    And in his talk at the Hirshhorn in 1994, Felix recounted how, regardless of whatever his intention for the image, the reactions to a billboard with an open hand varied dramatically depending on the culture and context in which it was shown.

    Normally this is the point in a blog post where I make a profound or definitive conclusion, or at least a witty wrapup. But I put all my effort into the title, and so I have none.

  • Permalink for 'W.H. Auden's The Shield Of Achilles, Read By A Machine'

    W.H. Auden's The Shield Of Achilles, Read By A Machine

    Posted: 21-October-2014, 12:25pm EDT

    I'm not BFF's with Siri, but sometimes I do like to have things read to me by my computer. So when I finished reading Michael Sacasas' post about psycho dad videos and performative parenting, I wanted to read the rest of W.H. Auden's "The Shield of Achilles". And then I wanted to hear it, so I had the text-to-voice synth Alex read the poem, too.

    And for no particular reason, I've put it online.

    The Shield of Achilles, by W.H. Auden, read by a computer [mp3, 4.7mb dropbox.com]

  • Permalink for 'Aspen, The Unpublished Magazines In A Box'

    Aspen, The Unpublished Magazines In A Box

    Posted: 15-October-2014, 12:46pm EDT

    aspen_ad_1968.jpg

    Here is an ad for Aspen Magazine in which The Madisons are composited all over their living room with pieces of various Aspens, including Brian O'Doherty's "Museum in a Box," Aspen 5+6 (1967). Actually, the text calls it a "museum of the moment."

    And here are a bunch of awesome-sounding Aspens which really did not happen like this.

    Our next issue on Far Eastern Thought will be brimful with five rolled scrolls, miniature screens, Zen parable cards, even a dragon kite. All scented with incense. It's the issue you'll hang all over the house.

    Other issues-in-the-works: an English Christmas Box edited and designed in London by Britain's top artists and writers...a Buckminster Fuller issues with each article folding into a geodesic dome or other geometric construction...a Wilderness issue complete with Gourmet Survival Kit...a Cybernetic Art issue documenting the merger of art and science...and Much More.

    O'Doherty's 5+6 really turned out to be Aspen's peak. That British box took at least two Christmases to arrive, and the Far East issue finally appeared, sans incense, four years later, the last one. Which is too bad; I'd love to see these other issues realized.

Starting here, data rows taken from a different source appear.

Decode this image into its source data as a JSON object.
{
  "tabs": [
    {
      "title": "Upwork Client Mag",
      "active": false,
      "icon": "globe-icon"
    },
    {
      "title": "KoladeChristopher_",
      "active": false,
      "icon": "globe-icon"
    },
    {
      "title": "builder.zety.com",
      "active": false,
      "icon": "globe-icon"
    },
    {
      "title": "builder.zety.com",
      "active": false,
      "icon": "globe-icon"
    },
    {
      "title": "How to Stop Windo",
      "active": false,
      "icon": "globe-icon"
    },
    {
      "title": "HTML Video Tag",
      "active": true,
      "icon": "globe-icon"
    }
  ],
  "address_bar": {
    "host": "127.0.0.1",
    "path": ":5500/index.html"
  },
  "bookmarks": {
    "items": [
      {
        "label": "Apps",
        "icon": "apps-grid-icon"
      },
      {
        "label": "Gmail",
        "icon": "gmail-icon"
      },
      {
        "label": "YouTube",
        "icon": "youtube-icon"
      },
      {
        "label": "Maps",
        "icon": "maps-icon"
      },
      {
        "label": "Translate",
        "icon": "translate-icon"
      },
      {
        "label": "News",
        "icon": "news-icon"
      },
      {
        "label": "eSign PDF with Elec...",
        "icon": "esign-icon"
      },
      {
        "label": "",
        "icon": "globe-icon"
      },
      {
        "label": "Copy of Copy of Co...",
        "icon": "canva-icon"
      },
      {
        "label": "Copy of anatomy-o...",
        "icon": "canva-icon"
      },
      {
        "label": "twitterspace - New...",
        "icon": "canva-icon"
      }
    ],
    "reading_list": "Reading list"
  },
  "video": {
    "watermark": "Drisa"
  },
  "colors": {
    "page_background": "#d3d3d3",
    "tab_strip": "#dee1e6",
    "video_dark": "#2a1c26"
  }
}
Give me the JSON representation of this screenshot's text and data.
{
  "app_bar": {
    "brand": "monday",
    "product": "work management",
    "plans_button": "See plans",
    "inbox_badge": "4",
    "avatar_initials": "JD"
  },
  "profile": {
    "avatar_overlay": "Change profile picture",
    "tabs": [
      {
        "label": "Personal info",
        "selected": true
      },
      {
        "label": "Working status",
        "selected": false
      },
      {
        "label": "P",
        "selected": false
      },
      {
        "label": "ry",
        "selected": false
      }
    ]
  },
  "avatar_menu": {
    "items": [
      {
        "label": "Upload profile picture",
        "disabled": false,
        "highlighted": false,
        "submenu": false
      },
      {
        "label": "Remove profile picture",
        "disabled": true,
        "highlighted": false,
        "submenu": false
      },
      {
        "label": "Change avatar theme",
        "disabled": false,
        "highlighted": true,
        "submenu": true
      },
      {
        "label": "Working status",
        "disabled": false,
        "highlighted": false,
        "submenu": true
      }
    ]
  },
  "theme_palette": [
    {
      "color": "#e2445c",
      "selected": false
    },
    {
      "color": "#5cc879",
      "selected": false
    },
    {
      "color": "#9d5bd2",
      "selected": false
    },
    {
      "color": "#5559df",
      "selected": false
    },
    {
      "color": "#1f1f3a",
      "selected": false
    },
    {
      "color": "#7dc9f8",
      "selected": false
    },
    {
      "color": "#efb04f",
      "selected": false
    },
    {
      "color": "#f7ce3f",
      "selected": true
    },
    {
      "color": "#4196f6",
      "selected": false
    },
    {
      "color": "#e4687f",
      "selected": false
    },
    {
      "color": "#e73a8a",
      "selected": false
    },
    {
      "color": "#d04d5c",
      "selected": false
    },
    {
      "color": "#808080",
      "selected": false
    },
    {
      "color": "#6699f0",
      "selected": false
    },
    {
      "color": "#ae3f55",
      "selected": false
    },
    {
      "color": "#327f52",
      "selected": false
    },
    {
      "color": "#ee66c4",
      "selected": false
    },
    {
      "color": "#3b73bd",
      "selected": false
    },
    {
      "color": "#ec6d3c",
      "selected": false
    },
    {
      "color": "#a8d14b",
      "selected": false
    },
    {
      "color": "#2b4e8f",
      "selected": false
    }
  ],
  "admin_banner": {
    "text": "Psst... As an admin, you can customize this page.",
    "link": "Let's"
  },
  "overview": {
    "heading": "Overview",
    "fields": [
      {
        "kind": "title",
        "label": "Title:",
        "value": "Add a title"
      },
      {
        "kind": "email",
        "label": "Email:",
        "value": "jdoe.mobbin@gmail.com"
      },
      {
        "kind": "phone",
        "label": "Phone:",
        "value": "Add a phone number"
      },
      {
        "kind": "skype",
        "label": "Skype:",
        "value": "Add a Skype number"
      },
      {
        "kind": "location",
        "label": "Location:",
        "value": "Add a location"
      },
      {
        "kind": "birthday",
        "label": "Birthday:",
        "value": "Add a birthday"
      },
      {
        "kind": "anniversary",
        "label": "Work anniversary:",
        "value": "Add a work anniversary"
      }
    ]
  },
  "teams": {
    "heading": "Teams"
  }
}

1 2 3 4 ... 94






Otros canales
rss   twitter   facebook   youtube






 portal:   Aviso Legal | Información | Enviar a un amigo | Enlazar con Arte10 | Publicidad en Arte10.com | Contacto | Widgets y RSS | Mapa de Museos de España

Arte10.com (portal) - Arte10.org ((art) red social) - by Portfolio Multimedia

Arte10.com es una marca registrada con referencia: M2303078
ISSN 1988-7744. Título clave: Monográficos de Arte 10. Tít. abreviado: Monogr. Arte 10.

    |  © 1999-2014 ARTE10.COM